- YOUR TASK: If a line in the data below includes the string "非常实用", please return a copy of it.

- DATASET CONTENT:
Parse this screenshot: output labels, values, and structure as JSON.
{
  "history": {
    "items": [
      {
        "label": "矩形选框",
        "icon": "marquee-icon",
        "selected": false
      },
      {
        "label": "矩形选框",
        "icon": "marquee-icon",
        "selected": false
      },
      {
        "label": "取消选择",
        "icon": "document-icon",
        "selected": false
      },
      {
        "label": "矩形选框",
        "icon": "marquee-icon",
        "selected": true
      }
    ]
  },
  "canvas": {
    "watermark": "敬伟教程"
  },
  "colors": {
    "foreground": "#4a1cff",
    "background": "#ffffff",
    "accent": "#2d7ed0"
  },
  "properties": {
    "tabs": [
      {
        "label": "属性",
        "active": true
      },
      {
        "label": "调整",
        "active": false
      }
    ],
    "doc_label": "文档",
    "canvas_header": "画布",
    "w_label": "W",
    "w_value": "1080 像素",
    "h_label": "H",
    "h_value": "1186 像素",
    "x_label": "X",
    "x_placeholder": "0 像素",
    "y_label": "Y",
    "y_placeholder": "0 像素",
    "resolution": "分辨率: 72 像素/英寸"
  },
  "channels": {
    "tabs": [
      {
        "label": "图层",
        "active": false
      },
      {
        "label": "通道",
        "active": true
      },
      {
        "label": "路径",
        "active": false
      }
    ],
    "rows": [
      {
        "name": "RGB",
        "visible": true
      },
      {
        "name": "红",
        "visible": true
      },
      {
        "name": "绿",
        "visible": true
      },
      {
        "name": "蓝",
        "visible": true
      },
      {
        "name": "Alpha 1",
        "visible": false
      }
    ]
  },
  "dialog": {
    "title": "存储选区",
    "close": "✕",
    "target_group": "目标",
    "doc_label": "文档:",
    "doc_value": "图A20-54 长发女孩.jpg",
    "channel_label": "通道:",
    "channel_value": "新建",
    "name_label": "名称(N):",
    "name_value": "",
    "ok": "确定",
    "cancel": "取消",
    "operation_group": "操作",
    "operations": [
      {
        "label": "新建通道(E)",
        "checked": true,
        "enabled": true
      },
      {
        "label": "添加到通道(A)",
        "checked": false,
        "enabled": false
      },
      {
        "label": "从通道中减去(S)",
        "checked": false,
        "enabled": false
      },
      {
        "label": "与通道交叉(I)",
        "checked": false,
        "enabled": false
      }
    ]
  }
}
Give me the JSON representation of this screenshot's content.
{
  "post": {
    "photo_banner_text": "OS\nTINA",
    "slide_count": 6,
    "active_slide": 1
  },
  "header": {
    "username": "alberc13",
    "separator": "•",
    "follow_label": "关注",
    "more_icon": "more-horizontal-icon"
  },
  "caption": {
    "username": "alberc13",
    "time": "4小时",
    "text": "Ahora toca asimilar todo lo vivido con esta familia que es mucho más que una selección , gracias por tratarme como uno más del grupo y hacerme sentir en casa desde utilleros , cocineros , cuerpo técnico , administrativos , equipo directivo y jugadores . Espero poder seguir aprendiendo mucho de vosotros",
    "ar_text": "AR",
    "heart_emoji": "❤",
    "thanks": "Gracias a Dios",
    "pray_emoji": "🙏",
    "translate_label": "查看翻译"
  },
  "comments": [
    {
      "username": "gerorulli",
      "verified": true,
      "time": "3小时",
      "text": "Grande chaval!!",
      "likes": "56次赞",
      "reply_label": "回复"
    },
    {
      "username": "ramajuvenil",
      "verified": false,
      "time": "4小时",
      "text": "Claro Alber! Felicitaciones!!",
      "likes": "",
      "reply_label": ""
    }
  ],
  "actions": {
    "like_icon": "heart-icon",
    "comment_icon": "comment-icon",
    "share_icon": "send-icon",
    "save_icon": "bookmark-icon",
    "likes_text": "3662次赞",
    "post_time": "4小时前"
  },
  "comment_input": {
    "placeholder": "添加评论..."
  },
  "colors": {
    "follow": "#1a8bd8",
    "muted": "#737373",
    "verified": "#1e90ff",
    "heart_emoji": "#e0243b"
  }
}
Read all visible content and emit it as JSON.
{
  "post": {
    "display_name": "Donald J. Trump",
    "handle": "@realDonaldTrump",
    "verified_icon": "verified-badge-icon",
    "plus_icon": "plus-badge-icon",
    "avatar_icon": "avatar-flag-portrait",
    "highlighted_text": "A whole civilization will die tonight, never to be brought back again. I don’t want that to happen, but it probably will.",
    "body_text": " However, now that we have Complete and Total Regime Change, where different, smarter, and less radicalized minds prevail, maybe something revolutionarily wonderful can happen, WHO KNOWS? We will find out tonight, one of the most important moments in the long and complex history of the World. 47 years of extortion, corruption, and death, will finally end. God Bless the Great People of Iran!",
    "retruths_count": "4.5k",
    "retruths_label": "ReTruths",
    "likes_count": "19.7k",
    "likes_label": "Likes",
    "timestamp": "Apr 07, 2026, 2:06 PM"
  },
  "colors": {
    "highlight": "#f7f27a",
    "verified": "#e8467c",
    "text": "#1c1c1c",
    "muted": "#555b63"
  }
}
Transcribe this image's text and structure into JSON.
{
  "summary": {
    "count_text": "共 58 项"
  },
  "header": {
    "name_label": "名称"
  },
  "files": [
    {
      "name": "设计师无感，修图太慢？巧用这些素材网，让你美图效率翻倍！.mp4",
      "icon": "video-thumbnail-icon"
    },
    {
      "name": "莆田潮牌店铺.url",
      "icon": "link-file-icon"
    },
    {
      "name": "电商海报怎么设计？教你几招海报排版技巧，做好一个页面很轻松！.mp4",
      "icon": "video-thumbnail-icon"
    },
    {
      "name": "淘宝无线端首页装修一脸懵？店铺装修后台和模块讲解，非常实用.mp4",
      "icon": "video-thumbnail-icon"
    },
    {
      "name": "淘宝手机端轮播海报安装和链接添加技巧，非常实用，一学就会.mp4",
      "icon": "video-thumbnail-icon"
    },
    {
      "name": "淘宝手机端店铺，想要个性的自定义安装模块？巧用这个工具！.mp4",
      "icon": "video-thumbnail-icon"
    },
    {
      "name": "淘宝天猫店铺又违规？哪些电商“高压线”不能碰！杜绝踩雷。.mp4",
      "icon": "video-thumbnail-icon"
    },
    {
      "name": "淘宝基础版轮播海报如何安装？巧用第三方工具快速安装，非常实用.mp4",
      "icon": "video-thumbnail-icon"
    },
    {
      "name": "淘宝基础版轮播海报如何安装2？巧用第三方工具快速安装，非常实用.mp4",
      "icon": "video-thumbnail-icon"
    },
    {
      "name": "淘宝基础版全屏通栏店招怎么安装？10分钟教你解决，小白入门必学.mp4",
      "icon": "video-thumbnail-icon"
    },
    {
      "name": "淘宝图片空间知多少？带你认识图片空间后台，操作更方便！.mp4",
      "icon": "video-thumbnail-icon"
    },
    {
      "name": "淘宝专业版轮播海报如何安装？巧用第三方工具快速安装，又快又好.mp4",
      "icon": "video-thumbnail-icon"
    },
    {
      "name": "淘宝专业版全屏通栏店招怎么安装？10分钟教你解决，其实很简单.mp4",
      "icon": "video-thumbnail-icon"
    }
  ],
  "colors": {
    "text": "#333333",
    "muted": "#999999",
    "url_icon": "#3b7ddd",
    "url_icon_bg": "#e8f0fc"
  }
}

- RESULT OF THE EXERCISE:
      "name": "淘宝无线端首页装修一脸懵？店铺装修后台和模块讲解，非常实用.mp4",
      "name": "淘宝手机端轮播海报安装和链接添加技巧，非常实用，一学就会.mp4",
      "name": "淘宝基础版轮播海报如何安装？巧用第三方工具快速安装，非常实用.mp4",
      "name": "淘宝基础版轮播海报如何安装2？巧用第三方工具快速安装，非常实用.mp4",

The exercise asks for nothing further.